/---
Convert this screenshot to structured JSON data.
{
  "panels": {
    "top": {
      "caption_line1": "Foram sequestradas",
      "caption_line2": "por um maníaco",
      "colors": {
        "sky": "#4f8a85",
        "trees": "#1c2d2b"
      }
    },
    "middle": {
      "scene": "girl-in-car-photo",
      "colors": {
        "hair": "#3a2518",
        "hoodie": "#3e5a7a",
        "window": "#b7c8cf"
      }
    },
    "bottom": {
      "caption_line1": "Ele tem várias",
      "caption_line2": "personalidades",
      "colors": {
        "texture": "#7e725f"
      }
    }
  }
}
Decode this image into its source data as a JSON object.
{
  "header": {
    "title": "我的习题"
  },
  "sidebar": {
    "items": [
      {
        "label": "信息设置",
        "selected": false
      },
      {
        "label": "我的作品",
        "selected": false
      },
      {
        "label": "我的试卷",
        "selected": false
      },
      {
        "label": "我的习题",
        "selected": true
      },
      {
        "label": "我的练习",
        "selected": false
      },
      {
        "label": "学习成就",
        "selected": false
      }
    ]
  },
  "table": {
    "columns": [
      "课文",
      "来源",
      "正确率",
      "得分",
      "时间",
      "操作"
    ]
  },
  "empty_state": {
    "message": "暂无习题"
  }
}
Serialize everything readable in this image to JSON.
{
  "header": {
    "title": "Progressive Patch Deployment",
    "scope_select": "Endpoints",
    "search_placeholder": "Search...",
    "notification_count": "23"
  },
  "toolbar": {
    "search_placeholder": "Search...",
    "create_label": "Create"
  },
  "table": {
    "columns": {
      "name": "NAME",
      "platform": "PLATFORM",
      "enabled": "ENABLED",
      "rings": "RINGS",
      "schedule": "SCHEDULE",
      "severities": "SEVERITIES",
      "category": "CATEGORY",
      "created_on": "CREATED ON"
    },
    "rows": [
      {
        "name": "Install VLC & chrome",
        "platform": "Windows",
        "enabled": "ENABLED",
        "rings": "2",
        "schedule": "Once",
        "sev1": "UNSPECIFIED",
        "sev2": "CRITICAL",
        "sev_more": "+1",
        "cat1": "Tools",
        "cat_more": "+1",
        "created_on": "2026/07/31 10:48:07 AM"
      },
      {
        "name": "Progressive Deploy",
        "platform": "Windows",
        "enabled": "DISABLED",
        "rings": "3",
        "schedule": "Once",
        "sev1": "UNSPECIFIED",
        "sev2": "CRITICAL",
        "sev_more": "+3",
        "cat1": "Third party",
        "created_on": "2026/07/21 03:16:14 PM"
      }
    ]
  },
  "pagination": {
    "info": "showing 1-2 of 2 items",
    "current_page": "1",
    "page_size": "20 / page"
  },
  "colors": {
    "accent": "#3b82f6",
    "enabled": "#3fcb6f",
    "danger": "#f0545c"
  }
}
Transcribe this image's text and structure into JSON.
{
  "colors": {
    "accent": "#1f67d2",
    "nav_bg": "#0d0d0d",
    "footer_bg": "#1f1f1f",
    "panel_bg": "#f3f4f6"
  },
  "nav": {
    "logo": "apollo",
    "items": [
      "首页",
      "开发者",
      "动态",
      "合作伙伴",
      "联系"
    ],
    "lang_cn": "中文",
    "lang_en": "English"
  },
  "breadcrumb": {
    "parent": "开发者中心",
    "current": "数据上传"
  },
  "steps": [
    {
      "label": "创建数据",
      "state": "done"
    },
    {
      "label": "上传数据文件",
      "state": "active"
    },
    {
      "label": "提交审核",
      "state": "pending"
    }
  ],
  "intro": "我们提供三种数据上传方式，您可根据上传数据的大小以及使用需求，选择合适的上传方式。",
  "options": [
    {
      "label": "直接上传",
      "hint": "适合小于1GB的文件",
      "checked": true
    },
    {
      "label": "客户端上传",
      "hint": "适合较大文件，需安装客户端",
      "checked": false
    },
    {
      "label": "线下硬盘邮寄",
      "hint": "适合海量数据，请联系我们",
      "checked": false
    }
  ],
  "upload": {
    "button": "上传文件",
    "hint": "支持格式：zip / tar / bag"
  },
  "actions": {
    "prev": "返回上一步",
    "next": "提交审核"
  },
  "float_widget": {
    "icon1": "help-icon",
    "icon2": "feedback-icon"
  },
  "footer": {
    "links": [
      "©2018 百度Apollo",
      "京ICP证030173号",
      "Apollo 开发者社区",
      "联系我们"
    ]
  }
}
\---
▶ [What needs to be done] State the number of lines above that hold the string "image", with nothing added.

▶ [Solution to this problem] 3